What is needed |
Search the listing for the string "label" and copy every line that contains it.
Dataset records below:
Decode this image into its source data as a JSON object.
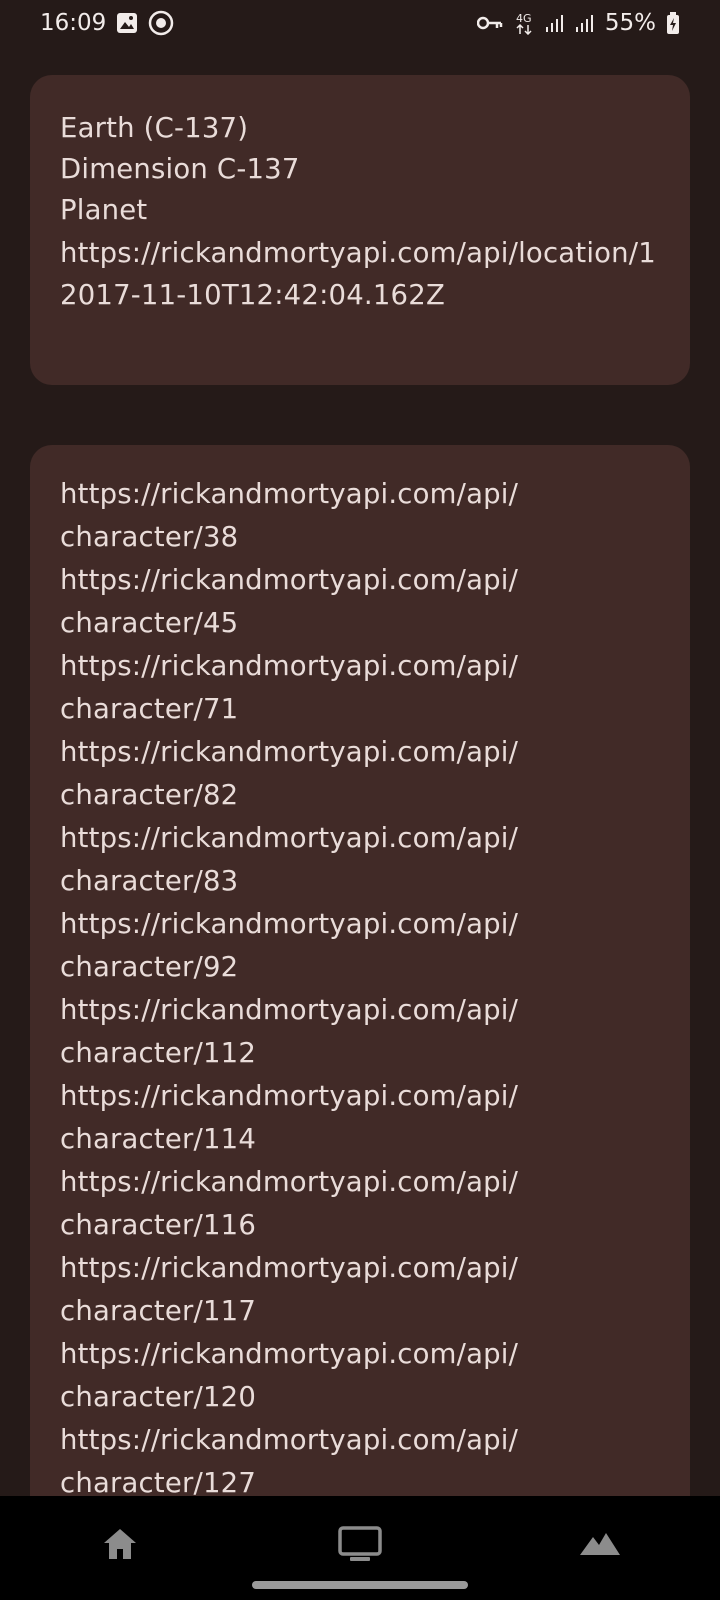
{
  "status_bar": {
    "time": "16:09",
    "battery": "55%",
    "icons": [
      "image-icon",
      "app-notification-icon",
      "key-icon",
      "4g-icon",
      "signal-icon",
      "signal-icon",
      "battery-icon"
    ]
  },
  "location": {
    "name": "Earth (C-137)",
    "dimension": "Dimension C-137",
    "type": "Planet",
    "url": "https://rickandmortyapi.com/api/location/1",
    "created": "2017-11-10T12:42:04.162Z"
  },
  "residents": [
    "https://rickandmortyapi.com/api/character/38",
    "https://rickandmortyapi.com/api/character/45",
    "https://rickandmortyapi.com/api/character/71",
    "https://rickandmortyapi.com/api/character/82",
    "https://rickandmortyapi.com/api/character/83",
    "https://rickandmortyapi.com/api/character/92",
    "https://rickandmortyapi.com/api/character/112",
    "https://rickandmortyapi.com/api/character/114",
    "https://rickandmortyapi.com/api/character/116",
    "https://rickandmortyapi.com/api/character/117",
    "https://rickandmortyapi.com/api/character/120",
    "https://rickandmortyapi.com/api/character/127"
  ],
  "bottom_nav": {
    "items": [
      "home-icon",
      "monitor-icon",
      "landscape-icon"
    ]
  }
}
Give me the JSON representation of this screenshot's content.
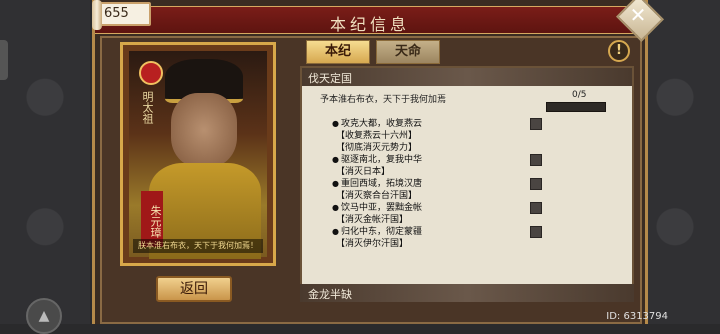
{
  "counter": "655",
  "title": "本纪信息",
  "tabs": [
    {
      "label": "本纪",
      "active": true
    },
    {
      "label": "天命",
      "active": false
    }
  ],
  "portrait": {
    "side_text": "明太祖",
    "name_text": "朱元璋",
    "quote": "朕本淮右布衣，天下于我何加焉！"
  },
  "back_button": "返回",
  "panel": {
    "header": "伐天定国",
    "slogan": "予本淮右布衣，天下于我何加焉",
    "progress_text": "0/5",
    "progress": 0,
    "tasks": [
      {
        "label": "攻克大都，收复燕云",
        "subs": [
          "【收复燕云十六州】",
          "【彻底消灭元势力】"
        ]
      },
      {
        "label": "驱逐南北，复我中华",
        "subs": [
          "【消灭日本】"
        ]
      },
      {
        "label": "重回西域，拓境汉唐",
        "subs": [
          "【消灭察合台汗国】"
        ]
      },
      {
        "label": "饮马中亚，罢黜金帐",
        "subs": [
          "【消灭金帐汗国】"
        ]
      },
      {
        "label": "归化中东，彻定蒙疆",
        "subs": [
          "【消灭伊尔汗国】"
        ]
      }
    ],
    "footer": "金龙半缺"
  },
  "id_text": "ID: 6313794"
}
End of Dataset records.
Output for this exercise |
      "label": "本纪",
      "label": "天命",
        "label": "攻克大都，收复燕云",
        "label": "驱逐南北，复我中华",
        "label": "重回西域，拓境汉唐",
        "label": "饮马中亚，罢黜金帐",
        "label": "归化中东，彻定蒙疆",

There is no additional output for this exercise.